This year we camped again at Lake Eaton State Park just Northwest of Long Lake, NY http://www.dec.ny.gov/outdoor/24464.html . Even though we had multiple rainstorms, we still had a great time. I had just finished sealing the tent fly again when the first downpour came. Amazingly, it didn’t rain during campfire times at all and I was able to gather wood at the right stage of dryness so that it would burn in spite of the dampness. But it did rain at suppertime twice. Trying to cook in a rainstorm is the pits so we ate out for supper both evenings; chili dogs and ice-cream at a corner stand one night and Italian at Little Italy the next http://littleitalypizzeriainc.com/Tupper_Lake__NY.html .
Probably the highlight of the vacation was the trip to the Wide Center in Tupper Lake.
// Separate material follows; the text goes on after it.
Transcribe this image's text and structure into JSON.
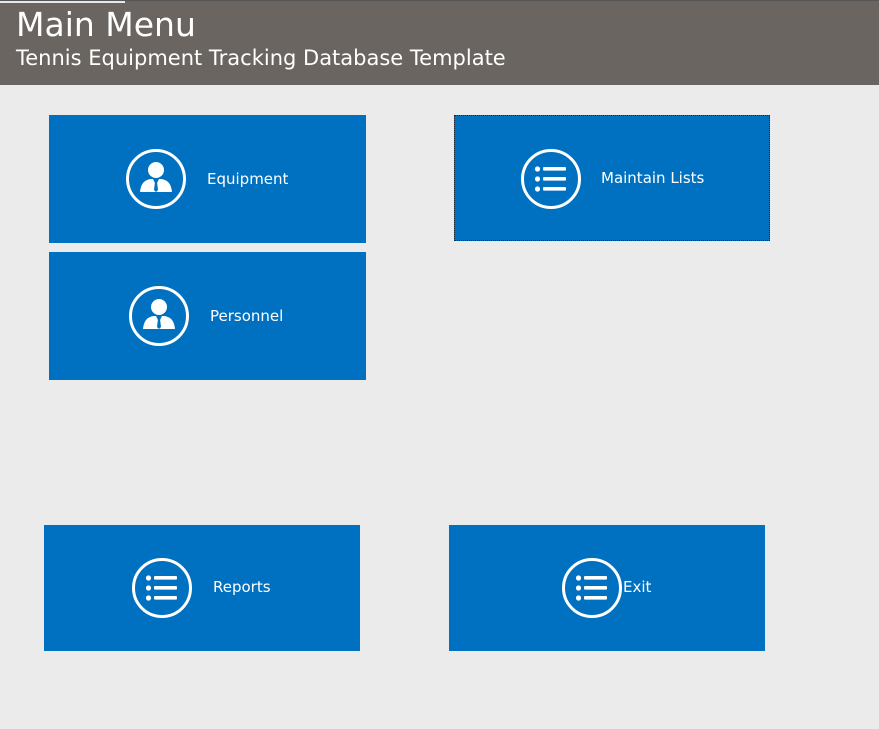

We highly recommend it http://www.wildcenter.org/ . They have a new section called the Wild Walk that has been a huge success. Thirty-five thousand people have visited the center in the twenty days since the Wild Walk opened. We took the walk and highly recommend it. The people who conceived this place have great imagination and make it so much fun for children. This year the theater inside featured an award winning film about climate change.
Must be we made ourselves useful and didn’t cause too much trouble in 2014 because our daughter Keely and her husband Mark invited us to go with them on their annual spring Florida vacation again this year. Yeah! Of course, it is such a trial (wink, wink) for us to be with our two wonderful grandchildren, not to mention our daughter and son-in-law for a whole week!
We flew down and they rented a beach condo on the Gulf coast on Gasparillo Island in Southern Florida for a whole week (in the units behind my hat) (such severe hardships, I know). Thank you so much, Mark and Keely!
Annabelle and Sam love our attention (another tough break I know). Of course we thoroughly enjoy spoiling them a little too. Annabelle started learning to crawl on our vacation. We tried to allow Keely a little more rest as Annabelle is not much of a sleeper. JoAnne greatly enjoyed the pool, doing laps early every morning before others were awake. In the evening, she and I walked on the beach at sunset while Keely and Mark were putting the children to bed.
It is always a pleasure for me to watch birds in a different location. The only time while there that I took time away to specifically bird watch, I saw jungle but no birds. Yet, for example, while pushing Sam in the swing at the Community Center, I notched two new birds as they flew over. And as we walked on the beach, there were lots of shore birds to glass.
The attached gallery is a collection of pictures from vacation, some are taken with JoAnne’s camera and some with my phone.